The pandemic factor: COVID-19 is raising the stakes for both the regimes and protesters in both countries.

• The tourism sector, vital for Thailand's economy, has been severely impacted. With no foreign tourists allowed into the country for months, the crisis caused millions of job losses in hotels and restaurants. According to the Nikkei Asian Review, Thailand recorded its largest economic contraction since 1999 in the quarter ending in June.

• The economy was also an important factor in Belarus: While it experienced economic growth in the first decade of the 2000s, growth especially in industrial sectors has stagnated as public debt to GDP ratios have increased. The economy is now expected to contract 2% this year because of the health crisis and decreased demand for its commodities.

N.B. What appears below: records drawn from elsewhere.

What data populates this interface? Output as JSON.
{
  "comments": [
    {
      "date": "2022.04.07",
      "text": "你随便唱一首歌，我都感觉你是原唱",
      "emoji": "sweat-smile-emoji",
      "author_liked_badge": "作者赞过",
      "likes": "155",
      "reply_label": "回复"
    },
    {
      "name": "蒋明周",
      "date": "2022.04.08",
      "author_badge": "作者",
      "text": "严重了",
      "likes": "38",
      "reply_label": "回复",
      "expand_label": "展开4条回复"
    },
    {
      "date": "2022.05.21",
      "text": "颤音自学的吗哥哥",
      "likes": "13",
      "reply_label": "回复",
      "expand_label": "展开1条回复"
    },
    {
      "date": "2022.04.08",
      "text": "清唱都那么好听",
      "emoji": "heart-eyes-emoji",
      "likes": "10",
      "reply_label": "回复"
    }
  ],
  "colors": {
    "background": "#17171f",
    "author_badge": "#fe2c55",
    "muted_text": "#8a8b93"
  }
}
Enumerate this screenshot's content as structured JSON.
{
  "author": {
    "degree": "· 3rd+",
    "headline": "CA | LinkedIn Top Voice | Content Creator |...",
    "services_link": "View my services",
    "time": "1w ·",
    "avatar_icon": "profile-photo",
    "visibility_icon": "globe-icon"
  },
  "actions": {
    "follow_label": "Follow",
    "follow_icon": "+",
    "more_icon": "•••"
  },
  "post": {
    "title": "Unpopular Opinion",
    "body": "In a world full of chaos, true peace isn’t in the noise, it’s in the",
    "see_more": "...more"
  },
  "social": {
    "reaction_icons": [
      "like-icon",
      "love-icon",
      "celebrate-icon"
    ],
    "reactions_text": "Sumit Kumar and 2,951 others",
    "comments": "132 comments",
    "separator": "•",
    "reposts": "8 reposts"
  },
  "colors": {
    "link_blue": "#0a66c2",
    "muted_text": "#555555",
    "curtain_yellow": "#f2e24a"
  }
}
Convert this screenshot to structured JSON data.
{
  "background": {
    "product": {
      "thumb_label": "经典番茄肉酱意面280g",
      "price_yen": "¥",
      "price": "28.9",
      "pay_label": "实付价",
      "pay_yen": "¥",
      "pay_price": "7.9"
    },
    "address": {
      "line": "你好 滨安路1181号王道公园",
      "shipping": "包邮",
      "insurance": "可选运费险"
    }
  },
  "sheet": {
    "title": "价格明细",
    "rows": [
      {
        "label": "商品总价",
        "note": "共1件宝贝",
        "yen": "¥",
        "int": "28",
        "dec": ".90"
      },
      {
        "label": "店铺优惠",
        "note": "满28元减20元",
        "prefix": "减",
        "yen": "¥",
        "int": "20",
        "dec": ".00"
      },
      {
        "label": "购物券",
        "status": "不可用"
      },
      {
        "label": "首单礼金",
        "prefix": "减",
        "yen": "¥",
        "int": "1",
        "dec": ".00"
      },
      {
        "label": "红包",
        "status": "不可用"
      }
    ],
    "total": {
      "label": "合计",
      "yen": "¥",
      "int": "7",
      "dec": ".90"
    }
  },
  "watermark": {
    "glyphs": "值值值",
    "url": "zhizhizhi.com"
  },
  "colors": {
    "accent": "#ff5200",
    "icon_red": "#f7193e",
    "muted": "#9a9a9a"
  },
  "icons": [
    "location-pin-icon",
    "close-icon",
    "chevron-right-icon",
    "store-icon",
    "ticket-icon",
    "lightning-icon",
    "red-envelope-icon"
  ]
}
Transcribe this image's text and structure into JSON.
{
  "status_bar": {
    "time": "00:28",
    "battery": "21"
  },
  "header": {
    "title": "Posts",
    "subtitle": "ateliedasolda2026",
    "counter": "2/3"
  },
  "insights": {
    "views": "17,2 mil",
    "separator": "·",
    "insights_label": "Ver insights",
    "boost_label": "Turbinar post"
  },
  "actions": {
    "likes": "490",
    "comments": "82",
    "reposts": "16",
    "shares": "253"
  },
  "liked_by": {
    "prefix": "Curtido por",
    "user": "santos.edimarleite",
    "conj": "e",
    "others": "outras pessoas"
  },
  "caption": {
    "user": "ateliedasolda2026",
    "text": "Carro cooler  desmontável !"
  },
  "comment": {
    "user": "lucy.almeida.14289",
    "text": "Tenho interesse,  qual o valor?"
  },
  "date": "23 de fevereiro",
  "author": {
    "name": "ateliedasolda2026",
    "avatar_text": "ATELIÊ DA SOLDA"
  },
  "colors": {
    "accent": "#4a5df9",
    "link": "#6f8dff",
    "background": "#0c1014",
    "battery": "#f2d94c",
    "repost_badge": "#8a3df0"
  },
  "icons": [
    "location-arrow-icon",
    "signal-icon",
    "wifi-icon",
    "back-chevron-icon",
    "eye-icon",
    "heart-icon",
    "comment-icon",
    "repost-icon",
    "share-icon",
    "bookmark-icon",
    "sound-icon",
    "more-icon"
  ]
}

Democratic takeaway: The Belarus protesters have garnered more attention and global support than their counterparts in Thailand. The UN High Commissioner for Human Rights and the president of the European Council have said they want Lukashenko to be held accountable. But the country risks turning into a proxy battlefield in a larger geopolitical landscape, as offers of military assistance from Russia are raising fears of President Vladimir Putin gaining control in the country of nine million people.

The relative diplomatic silence around Thailand since the military takeover in 2014 is a sign that the fate of the country is largely in the hands of its own people and leaders. For those risking their lives for the cause of democracy — in Bangkok, Minsk or myriad places in between — global interest in your country can cut both ways.

Geopolitics

The Latest: Taliban Advance, Iran’s New President Speaks, Biles Bounces Back

Welcome to Tuesday, where the Taliban have launched an attack on a strategic city in southern Afghanistan, Iran's new leader vows to fight U.S. sanctions and a world record is shattered in Tokyo. In Switzerland, there's also an odd story of a man fond of his fondue fork for criminal purposes.

• Taliban attack key Afghan city: Heavy fighting is underway in the strategic city of Lashkar Gah, in Afghanistan's southern Helmand province, as the Taliban move to take control of a number of key strongholds. This comes as the U.S. and Afghanistan have ramped up airstrikes in an effort to push back on the militant group's rapid advances. Meanwhile, the U.S. and the UK are accusing the Taliban of massacring at least 40 civilians in Spin Boldak, south Afghanistan.

• Missing Belarus activist found dead in Ukraine: The body of Vitaly Shishov, who led the Belarusian House in Ukraine to help Belarusians fleeing persecution, was found hanged in a park in Kyiv. A murder inquiry has been opened to determine whether the activist was killed and his death made to look like suicide.

• COVID-19 update: Authorities in Wuhan will test the central Chinese city's 11 million residents for coronavirus after the first local infections in more than a year were reported. Meanwhile, the U.S. reached the milestone of 70% of adults who received at least one shot of COVID vaccine, about a month behind President Joe Biden's Fourth of July goal.

• Iran's new president sworn in: Ebrahim Raisi, who won Iran's presidential election with 62% of the votes in June, officially took office, vowing to save the Islamic Republic from the severe economic crisis as well as take steps to lift the harsh sanctions imposed by the U.S.

• Capitol riots officers suicides: The District of Columbia's police department reports that two more police officers who were guarding the U.S. Capitol during the Jan. 6 riots have died by suicide in recent weeks. This brings to four the number of suicides by police officers who were on duty that day.

• Qantas to furlough 2,500 workers: Australia's Qantas and its budget carrier Jetstar will stand down around 2,500 workers for at least two months, in response to the extended COVID-19 lockdown in Sydney. The company has lost about 60% of its domestic business from May to July.

• Olympics: Simone Biles bounces back, world record for Norway: American gymnast Simone Biles won bronze during the balance beam final in the Tokyo Olympics, after withdrawing from several other events to focus on her mental health. Norwegian athlete Karsten Warholm smashed the 400 meter hurdles world record, becoming the first man to complete the race in less than 46 seconds.

Watch Video Show less